First one says that a Yemenite Sufi mystic Ghothul Akbar Nooruddin Abu al-Hasan al-Shadhili was traveling through Ethiopia and on that travel he noticed some birds that were unusually lively. He tried the berries he saw that the birds had been eating and felt the same vigor. Berries were the coffee cherries.
Second legend says that coffee was discovered by a Sheik Abou'l Hasan Schadheli's disciple - Omar. Although he was known for his ability to cure the sick through prayer, he was once exiled from Mocha to a desert cave near Ousab and was trying to survive. While trying some berries from a shrubbery, he found them to be bitter. He roasted and boiled them and got a drink from which he felt better. When the stories of the drink reached Mocha, Omar was asked to return and was made a saint.
Third legend says that a goat-herder noticed that his goats behaved restless when they eat berries from the bush so he tried them himself.
History tells us differently. The first evidence of coffee drinking appears in the middle of the 15th century, in the Sufi monasteries of the Yemen in southern Arabia. It came there from Ethiopia where it was native. From there coffee spread to Egypt and North Africa. By the 16th century, it was known on the rest of the Middle East, Persia and Turkey. Middle East was the point from which coffee spread to Italy and from there to the rest of the Europe. Dutch transported coffee to the East Indies and to the Americas.

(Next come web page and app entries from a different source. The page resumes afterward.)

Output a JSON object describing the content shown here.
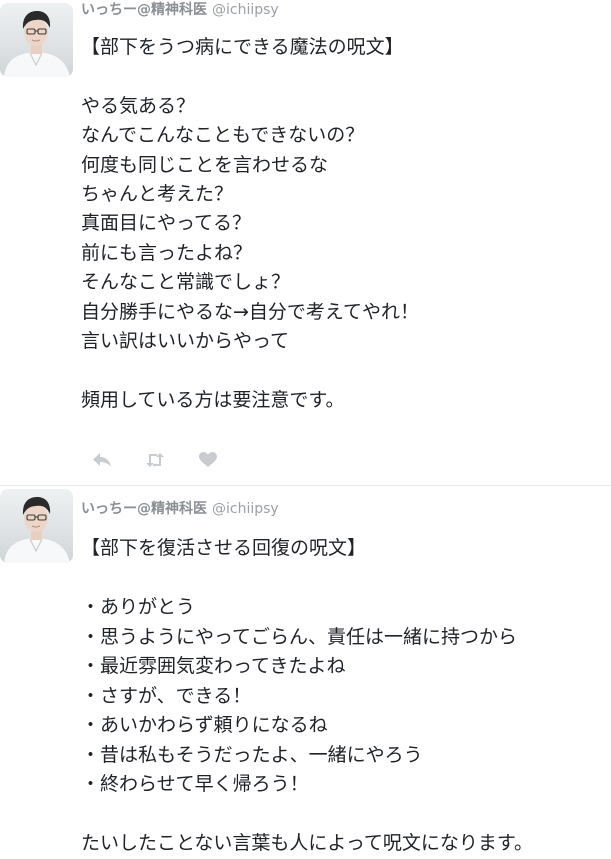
{
  "tweets": [
    {
      "author": {
        "display_name": "いっちー@精神科医",
        "handle": "@ichiipsy"
      },
      "lines": [
        "【部下をうつ病にできる魔法の呪文】",
        "",
        "やる気ある？",
        "なんでこんなこともできないの？",
        "何度も同じことを言わせるな",
        "ちゃんと考えた？",
        "真面目にやってる？",
        "前にも言ったよね？",
        "そんなこと常識でしょ？",
        "自分勝手にやるな→自分で考えてやれ！",
        "言い訳はいいからやって",
        "",
        "頻用している方は要注意です。"
      ],
      "actions": [
        "reply-icon",
        "retweet-icon",
        "like-icon"
      ]
    },
    {
      "author": {
        "display_name": "いっちー@精神科医",
        "handle": "@ichiipsy"
      },
      "lines": [
        "【部下を復活させる回復の呪文】",
        "",
        "・ありがとう",
        "・思うようにやってごらん、責任は一緒に持つから",
        "・最近雰囲気変わってきたよね",
        "・さすが、できる！",
        "・あいかわらず頼りになるね",
        "・昔は私もそうだったよ、一緒にやろう",
        "・終わらせて早く帰ろう！",
        "",
        "たいしたことない言葉も人によって呪文になります。"
      ]
    }
  ],
  "colors": {
    "text": "#1f2328",
    "name": "#8a8f94",
    "handle": "#9aa0a5",
    "action_icon": "#c7ccd1",
    "divider": "#e6ecf0"
  }
}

After the Venice, where coffee came first in Europe, first real coffeehouses appeared in Vienna in 1683 after the Battle of Vienna. British East India Company and the Dutch East India Company imported the first coffee to Britain in 16th century. In 1669, Soleiman Agha, Ambassador from Sultan Mehmed IV, brought large quantity of coffee beans. North Sea ports of Germany had first German coffeehouses in 18th century. Gabriel de Clieu brought coffee seedlings to Martinique in the Caribbean somewhere in 1720 while the coffee was introduced to Brazil in 1727. Coffee was introduced to India in 1670 and it grows coffee since then. Japan first heard for coffee in 17th century but it was very affected by trading bans and import barriers that happened from time to time. Today, Japan is one of the leading per capita coffee consumers in the world.